The word and concept arrived in English
with the Industrial Revolution.
The word solitude remained, with its original,~
But the Greeks knew all about loneliness.
For them, it was a state of isolation,
outside the polis or commune,
in the bleak érema (back of beyond, the boondocks,
the sticks, the wolf-haunted wildness or wilderness
beyond the pale of masters and slaves).
An éremos was a solitary, maybe abandoned,
maybe lonely person, absent from civilisation,
lacking in amenities, possibly one of thousands
of children abandoned 'abroad' and brought up by wolves.
On the other hand, an éremitos was solitary by choice
in a 'lonely, deserted' place teeming with flora and fauna -
hence our word hermit. The Irish word for a hermitage
was díseart (anglicised dysart) from Latin diserta, a place without people.
Some Irish hermits lived on islands and islets
from birds' eggs, seaweed, sea-scurvy-grass, mussels and limpets
- and may not have wanted for company.
Listen on my website to a brief discussion on the BBC
of contemporary loneliness.
Loneliness goes - and is often confused with - Boredom.
But you're never alone while you still have thoughts.

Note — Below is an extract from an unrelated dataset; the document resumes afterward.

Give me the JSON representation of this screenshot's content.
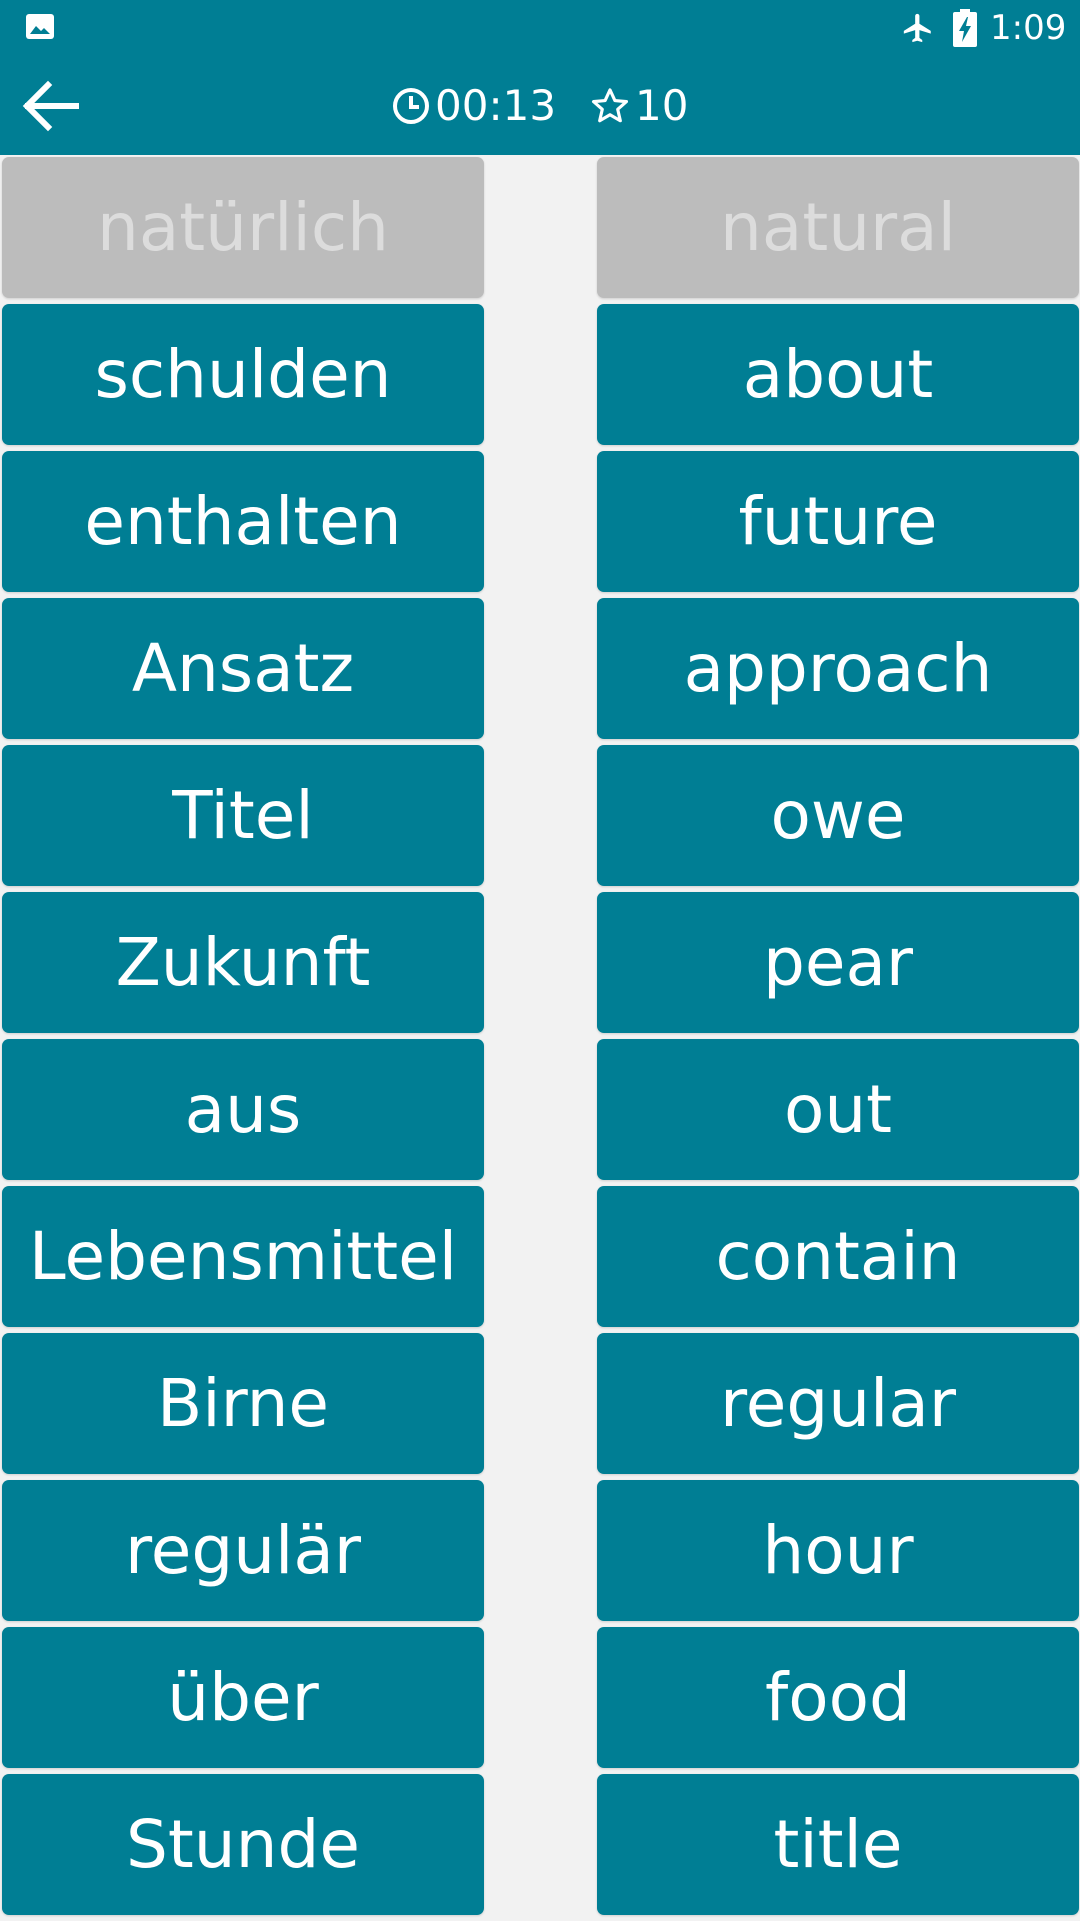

Even hatred can be pleasant company.
Here is an excellent Aeon article discussing Hannah Arendt's views on loneliness.
However, what Arendt ascribed to Totalitarianism is equally a result of Consumer Capitalism.